In an effective analogy for those who remember the early years of the web, he points out that real progress in search happened when we abandoned low-throughput human curation:
In the late 1990s, commercial internet services such as Yahoo! found that hiring experts to create vetted lists of web pages completely failed at Web scale; the same will be true of scholarship.
The measurement of productivity and impact will be via nuanced, complex algorithms, so-called “altmetrics” that will create better pictures of the influence and importance of papers than the crude measures we employ today.
Some of the indicators Priem mentions, such as tweets, are individually ephemeral, but once combined and digested by algorithms they yield a complex and interesting map.
The need for sophisticated and reliable assessments of impact is certainly gaining official traction; agencies such as Australia’s NHMRC have warned against the use of the cruder journal impact factor.
These initiatives will require a good licence for open-access articles. In his contribution to the current Nature special – Licence restrictions: A fool’s errand – John Wilbanks argues that the “CC-BY” licence (used by The Conversation, among countless others) already has everything we need.
It’s simple to understand and allows full use of article content by people, companies, and machines.
Some academics are deterred from posting their research online due to fears of an unfiltered flood of opinions on their work from people poorly placed to comment.
This problem can be handled once we are able to carry our reputations with us, so we can partly judge a contribution’s significance by who made it. Such solutions have already been developed outside academia (such as for programmers collaborating on code).
For science and the humanities, thanks to initiatives such as the Orcid researcher ID, reputation will become more public and incorporate blog posts and comments on others' work as well as papers.

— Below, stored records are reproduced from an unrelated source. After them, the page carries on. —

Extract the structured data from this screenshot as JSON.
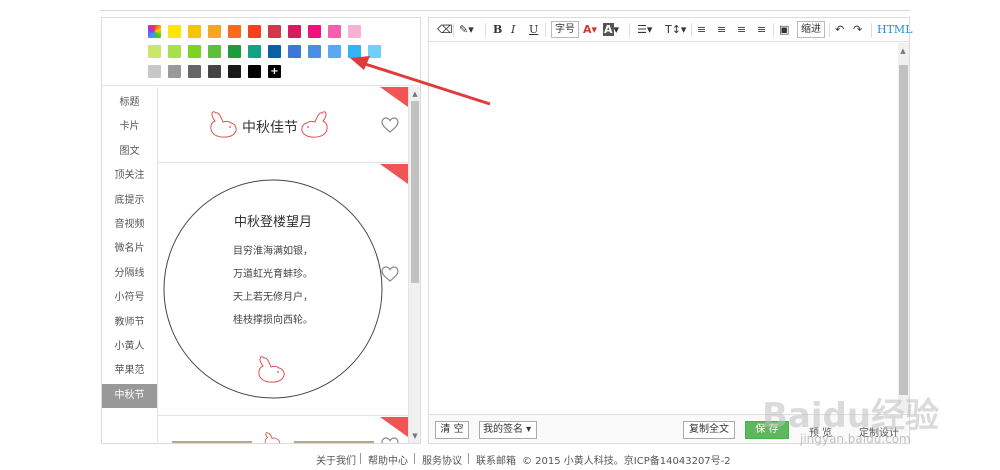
{
  "palette": {
    "row1": [
      "#rainbow",
      "#ffe600",
      "#f7c500",
      "#f5a623",
      "#f96b1b",
      "#f6401b",
      "#d0384b",
      "#d81b60",
      "#f0127c",
      "#f55fb0",
      "#f9b1d2"
    ],
    "row2": [
      "#c9e86a",
      "#a6e04a",
      "#7ed321",
      "#5fbf3d",
      "#1e9b3f",
      "#15a083",
      "#0b5fa5",
      "#3d77d8",
      "#4a90e2",
      "#5aa7f2",
      "#2fb5f5",
      "#6fd0fa"
    ],
    "row3": [
      "#c7c7c7",
      "#999999",
      "#666666",
      "#444444",
      "#1a1a1a",
      "#000000"
    ],
    "plus_label": "+"
  },
  "sidebar": {
    "items": [
      "标题",
      "卡片",
      "图文",
      "顶关注",
      "底提示",
      "音视频",
      "微名片",
      "分隔线",
      "小符号",
      "教师节",
      "小黄人",
      "苹果范",
      "中秋节"
    ],
    "active_index": 12
  },
  "templates": {
    "card1": {
      "title": "中秋佳节"
    },
    "card2": {
      "title": "中秋登楼望月",
      "lines": [
        "目穷淮海满如银，",
        "万道虹光育蚌珍。",
        "天上若无修月户，",
        "桂枝撑损向西轮。"
      ]
    }
  },
  "toolbar": {
    "bold": "B",
    "italic": "I",
    "underline": "U",
    "font_size": "字号",
    "font_color": "A",
    "bg_color": "A",
    "indent": "缩进",
    "html": "HTML"
  },
  "bottom": {
    "clear": "清 空",
    "signature": "我的签名",
    "copy_all": "复制全文",
    "save": "保 存",
    "preview": "预 览",
    "custom": "定制设计"
  },
  "footer": {
    "about": "关于我们",
    "help": "帮助中心",
    "terms": "服务协议",
    "contact": "联系邮箱",
    "copyright": "© 2015 小黄人科技。京ICP备14043207号-2"
  },
  "watermark": {
    "main": "Baidu经验",
    "sub": "jingyan.baidu.com"
  }
}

The rapid development of such research outputs outside traditional publishing will, Priem argues, continue to grow, “driven by both the value of improved networking and the fear of being left out of important conversations”.
Scientific articles traditionally involved only a select few researchers reading a piece of paper. An article now can involve discussion online, immediate criticism, and interaction with data.
These extraordinary changes should be seen as a positive by working researchers, because we all regularly see flawed papers appear but traditionally we haven’t had an easy means to comment on articles.
Journals were originally intended for better dissemination relative to personal letters, meaning faster communication and to more people. Papers became built on evaluation by peers.
These are the same themes at the heart of a more open, online process - we’ve merely turned up the dial. “The reviewer will metamorphose from gatekeeper to interlocutor and collaborator,” writes Priem in Nature.
Let’s return to the issue of Nature’s own articles not being open-access. For cases in which the individual author is funded by agencies with strong open-access mandates, the corresponding article will be made available freely on a repository.
Nature editor-in-chief Philip Campbell recognises that this movement towards enforced open access will continue.
Last year, he described the idea of free availability of research as “very compelling,” adding: “My personal belief is that that’s what’s going to happen in the long run.”
We should also remember that, while researchers are frustrated by journals that contribute little beyond typesetting but are nonetheless very expensive, journals such as Nature sometimes write new content themselves, which needs to be paid for.
But open-access mandates typically apply only to content by academic and government researchers. It is to this kind of work that Nature’s collection of articles speaks.
The collection is a sign that the argument about openness in research has shifted decisively from “should we?” to “how do we?”.
Australian and New Zealand readers interested in policy regarding openness in research may be interested in the draft Tasman Declaration on Open Research.